Frequently Asked Questions for Tissue Donors
Keep in mind that each donor is different, and will have somewhat of a different experience from the next person. The following FAQs are answered based on feedback from donors.
Is the tissue removal painful (“Will it hurt?”)?
There are differing levels of discomfort; most women report not experiencing much pain (“rather like when blood is taken at the doctor’s office”.) There may be slight stinging when the lidocaine (local anesthetic) is administered.
How is the tissue actually removed?
The tissue is collected using a vacuum-assist device which uses a needle and air. This device will remove all three tissue cores in quick succession.
From where in the breast is the tissue taken?
The sample is taken from the upper, outer quadrant of the breast near the armpit.
Can you give me a detailed outline of the procedure?
- Your skin will be cleaned, then numbed with lidocaine.
- The physician nicks the skin with a scalpel, and the needle is inserted into this incision.
- Three sample cores are removed from the breast.
- A nurse / surgeon’s assistant holds pressure on the incision for 10 full minutes, then applies a pressure bandage.
- The donor will be given an ice pack to put inside the bra.
Will I have a bruise or a scar?
Everyone has a different experience with bruising, ranging from not at all to quite a bit. There may be minimal scarring, often so small or faint it is barely visible.
What do I need to bring with me to the collection event?
If you are taking any medications, please bring a list of them with you. There is no need for any particular type of ID or other paperwork. You may find it more comfortable to wear a sports bra, as it will make it easier to apply the ice pack. We also request that you arrange to bring us a digital copy of your mammogram. You may bring this with you, or you can arrange to have it mailed to us by your mammogram provider. In order to assist with this process, please download the Letter to Mammogram Provider and the Mammogram Request Guidelines forms. Please note: the request for a mammogram only applies if you have had, or intend in the near future to have, a mammogram. Submission of a mammogram is not a prerequisite for tissue donation.
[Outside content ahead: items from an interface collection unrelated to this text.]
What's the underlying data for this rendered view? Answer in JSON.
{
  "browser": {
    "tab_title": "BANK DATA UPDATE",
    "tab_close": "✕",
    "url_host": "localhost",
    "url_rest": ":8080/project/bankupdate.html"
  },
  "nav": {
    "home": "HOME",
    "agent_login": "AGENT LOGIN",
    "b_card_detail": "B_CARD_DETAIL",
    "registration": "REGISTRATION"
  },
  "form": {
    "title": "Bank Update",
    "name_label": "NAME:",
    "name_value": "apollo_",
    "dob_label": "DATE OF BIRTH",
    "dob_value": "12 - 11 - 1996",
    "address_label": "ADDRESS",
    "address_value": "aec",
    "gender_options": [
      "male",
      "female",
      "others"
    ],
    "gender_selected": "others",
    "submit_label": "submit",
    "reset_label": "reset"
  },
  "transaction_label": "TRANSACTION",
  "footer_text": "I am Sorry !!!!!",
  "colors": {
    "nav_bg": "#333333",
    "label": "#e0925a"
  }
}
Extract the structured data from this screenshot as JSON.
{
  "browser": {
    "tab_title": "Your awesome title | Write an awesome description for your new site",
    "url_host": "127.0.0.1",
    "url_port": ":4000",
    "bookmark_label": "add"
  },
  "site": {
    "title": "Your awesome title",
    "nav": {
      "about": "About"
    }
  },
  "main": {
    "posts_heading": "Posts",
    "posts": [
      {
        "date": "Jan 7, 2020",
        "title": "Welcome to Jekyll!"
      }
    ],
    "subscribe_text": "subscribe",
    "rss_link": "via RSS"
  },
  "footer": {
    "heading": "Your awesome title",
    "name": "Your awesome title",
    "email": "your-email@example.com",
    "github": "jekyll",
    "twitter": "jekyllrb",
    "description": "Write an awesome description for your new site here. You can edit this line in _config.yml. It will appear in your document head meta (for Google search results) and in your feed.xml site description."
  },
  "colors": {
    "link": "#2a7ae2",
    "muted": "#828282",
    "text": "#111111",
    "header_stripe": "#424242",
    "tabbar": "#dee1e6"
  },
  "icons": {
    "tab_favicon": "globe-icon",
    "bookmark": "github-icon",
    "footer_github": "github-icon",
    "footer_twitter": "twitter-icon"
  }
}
After I have donated may I resume my normal activities for the day?
As long as you do nothing strenuous it is fine to immediately resume regular activities, however, please refrain from any heavy lifting or hard physical activity, such as playing tennis. You may resume working out and playing sports after 24 hours.
How old is too old to participate?
There is no upper age limit. In effect, if you fulfill the donor qualifications, you may donate; however, please be sure to pay special attention to the parameters involving mental acuity, joint replacement, and foreign objects in the body.
May I donate again?
If you wish, you may donate a second time. In order to allow others to participate, at this time individuals are being held to a total limit of two tissue donations.
Can I donate if I have dense or fibrocystic breasts?
Yes, having dense or fibrocystic breasts does not prohibit you from donating tissue.
Am I allowed to donate if I have had breast cancer?
Yes, but only if you have an unaffected breast.
I am planning to have a breast reduction. Can I donate the tissue the surgeon removes to the Tissue Bank?
No. The KTB follows a strict protocol which governs how and from whom our tissue is collected. In addition, our Standard Operating Procedures outline in exact detail how the tissue and blood samples must be processed. As we would be incapable of ensuring that these regulations would be enacted, the Komen Tissue Bank is unable to accept donations of tissue from breast reduction procedures.
What should I do if I have no email address or internet access?
Please call our Events Coordinator at 317-274-4051.
Where can I find research published using the KTB samples?
Please click here to find a listing of manuscripts published which have used samples from the Komen Tissue Bank.